The best way to meet and check out these companies is by going to events and meeting founders, talking to others in your local scene about interesting companies doing well, or just tried and true scouring online.
Ideally reach out to the networks of mentors or people you’ve developed a rapport with (but if you don’t have that yet, don’t worry! Use one of the other methods in this piece and start attending events around what interests you).
If you’re from larger markets like the US and the UK, scour TechCrunch, look up lists of startups in fields that interest you. Alternatively, you can search for local startups and pick a few that look appealing, or that you admire the founder’s of.

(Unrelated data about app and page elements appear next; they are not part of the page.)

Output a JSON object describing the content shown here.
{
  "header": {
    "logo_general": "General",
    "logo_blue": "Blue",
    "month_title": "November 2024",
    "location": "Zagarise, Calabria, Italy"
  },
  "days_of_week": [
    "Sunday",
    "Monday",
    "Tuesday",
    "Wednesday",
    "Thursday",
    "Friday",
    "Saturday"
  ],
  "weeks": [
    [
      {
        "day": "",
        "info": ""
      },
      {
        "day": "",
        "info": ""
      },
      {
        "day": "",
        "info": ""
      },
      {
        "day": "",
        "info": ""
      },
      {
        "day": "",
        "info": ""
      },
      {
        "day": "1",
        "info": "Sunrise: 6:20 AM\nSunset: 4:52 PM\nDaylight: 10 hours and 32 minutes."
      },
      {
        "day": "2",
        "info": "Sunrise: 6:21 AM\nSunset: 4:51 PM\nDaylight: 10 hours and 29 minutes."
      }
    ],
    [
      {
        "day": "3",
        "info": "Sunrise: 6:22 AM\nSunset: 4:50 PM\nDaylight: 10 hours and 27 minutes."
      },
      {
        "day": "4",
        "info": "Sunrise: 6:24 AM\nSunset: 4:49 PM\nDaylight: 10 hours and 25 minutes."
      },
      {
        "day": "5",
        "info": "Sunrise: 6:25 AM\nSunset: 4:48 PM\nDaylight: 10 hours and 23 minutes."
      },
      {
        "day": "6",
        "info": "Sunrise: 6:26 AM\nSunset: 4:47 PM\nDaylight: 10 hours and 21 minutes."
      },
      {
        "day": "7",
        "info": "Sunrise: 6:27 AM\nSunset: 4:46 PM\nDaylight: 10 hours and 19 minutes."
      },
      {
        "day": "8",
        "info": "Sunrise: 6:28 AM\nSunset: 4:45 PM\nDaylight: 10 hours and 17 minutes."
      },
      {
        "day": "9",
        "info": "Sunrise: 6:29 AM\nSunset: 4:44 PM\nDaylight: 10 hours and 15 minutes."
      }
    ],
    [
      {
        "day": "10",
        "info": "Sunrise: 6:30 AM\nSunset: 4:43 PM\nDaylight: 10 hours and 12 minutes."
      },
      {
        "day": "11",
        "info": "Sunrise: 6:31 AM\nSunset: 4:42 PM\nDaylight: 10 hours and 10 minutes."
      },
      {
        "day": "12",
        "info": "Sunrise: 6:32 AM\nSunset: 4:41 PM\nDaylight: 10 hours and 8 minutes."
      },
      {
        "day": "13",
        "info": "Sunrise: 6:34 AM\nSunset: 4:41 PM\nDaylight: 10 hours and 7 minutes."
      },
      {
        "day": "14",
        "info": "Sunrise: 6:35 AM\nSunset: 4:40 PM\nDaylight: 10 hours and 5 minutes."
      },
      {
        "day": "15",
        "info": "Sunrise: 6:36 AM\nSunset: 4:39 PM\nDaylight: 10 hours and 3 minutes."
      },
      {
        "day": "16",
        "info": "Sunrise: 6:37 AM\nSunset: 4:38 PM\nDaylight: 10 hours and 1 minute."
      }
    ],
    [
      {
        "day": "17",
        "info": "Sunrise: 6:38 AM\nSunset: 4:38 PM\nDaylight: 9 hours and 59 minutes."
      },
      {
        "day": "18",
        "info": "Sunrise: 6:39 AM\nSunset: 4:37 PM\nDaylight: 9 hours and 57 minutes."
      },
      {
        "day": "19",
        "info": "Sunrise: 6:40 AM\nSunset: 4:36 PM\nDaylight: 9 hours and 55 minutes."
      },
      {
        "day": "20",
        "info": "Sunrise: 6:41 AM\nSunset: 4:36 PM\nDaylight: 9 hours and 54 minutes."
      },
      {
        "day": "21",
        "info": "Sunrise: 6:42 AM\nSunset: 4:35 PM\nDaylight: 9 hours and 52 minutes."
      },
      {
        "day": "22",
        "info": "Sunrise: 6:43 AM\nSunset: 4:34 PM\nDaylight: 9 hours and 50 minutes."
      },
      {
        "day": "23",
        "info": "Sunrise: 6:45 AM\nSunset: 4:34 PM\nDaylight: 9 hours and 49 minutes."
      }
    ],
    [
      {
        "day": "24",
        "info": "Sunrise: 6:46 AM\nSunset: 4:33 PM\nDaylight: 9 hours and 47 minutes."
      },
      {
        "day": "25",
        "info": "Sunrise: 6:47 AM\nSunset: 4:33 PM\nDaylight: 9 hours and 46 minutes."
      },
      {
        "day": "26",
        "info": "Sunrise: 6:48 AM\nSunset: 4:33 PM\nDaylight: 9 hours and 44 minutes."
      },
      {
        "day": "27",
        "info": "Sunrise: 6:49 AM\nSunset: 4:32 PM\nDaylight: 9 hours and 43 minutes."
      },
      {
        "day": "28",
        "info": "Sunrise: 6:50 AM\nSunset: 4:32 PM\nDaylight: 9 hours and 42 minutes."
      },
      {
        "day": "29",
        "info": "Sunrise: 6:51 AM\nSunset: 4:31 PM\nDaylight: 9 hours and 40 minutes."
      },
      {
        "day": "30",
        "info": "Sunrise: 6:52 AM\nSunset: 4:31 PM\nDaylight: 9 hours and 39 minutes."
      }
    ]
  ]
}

The same goes for New Zealand, except it’s a smaller community with only a few media sites covering companies and entrepreneurs. If you’re at university, talk to your innovation departments for recommendations on companies doing interesting work. If you’re from New Zealand, honestly feel free to flick me an email with some background. I’ll make sure to get back to you with thoughts and suggestions on cool companies to reach out to.
3 - Getting the job
Now let’s convert the interesting companies on your list into an actual job on your CV, and a great experience to kickstart your career.
It’s easy to get a job when you’ve built relationships with people and they know you, or can refer you to others in the industry. But if you’re ‘going in cold’ for a company on your list then you have a few options…
- If you have created a LinkedIn profile about you and what you’re wanting to do, reach out and try connecting with them on there. Small chance of a response, but enough of one that it’s worth trying. (I highly recommend building a profile on this ‘Facebook for Business’ equivalent if you don’t have it yet).
- Attend events that people from the company may be attending, or that the CEO is speaking at. Follow news on them and keep up to date.
- Write them a letter or send them something unique showcasing your work or yourself; alternatively, you could reach out with a good and specific reason asking for advice.
- Guess emails - there’ll be cool tools and guides online on how to guess someones email (I use Rocketreach a lot). Make sure to send a nice, well thought out note after researching them. Keep this short and focused on showcasing your uniqueness.
- Stay up to date, follow up and be persistent.
Someone will respond and like you. But getting the job/opportunity may require reaching out to the people in a few ways, showing your interest repeatedly, or coming at it through other people or different approaches (like physical mail). It’s important to keep in mind how busy these people are running their business. Sometime even my closest mentors take a couple of emails before they get through the inbox clutter.
Bonus section - after you meet them and they give you the job or internship
Come in ready to listen and learn, add value where you can, take the opportunities that present themselves and blow them away with your attitude and work ethic. If you’re working for free initially, make sure you get to learn; that is far more valuable than money, and good founders will compensate you fairly once you prove yourself and can bring something to the table. Throughout, look for opportunities and places within the business that interest you the most.
Being willing to work in a growing startup where so much needs to be done, you will learn a tonne and see what parts of businesses you like and are good at. Then as the business grows, areas or opportunities within the company will open up; or, you can take your learnings onto somewhere else. Just keep building, learn and learn more; seek the experience you want, and you will find the value you can bring.
All the best with your journey! Will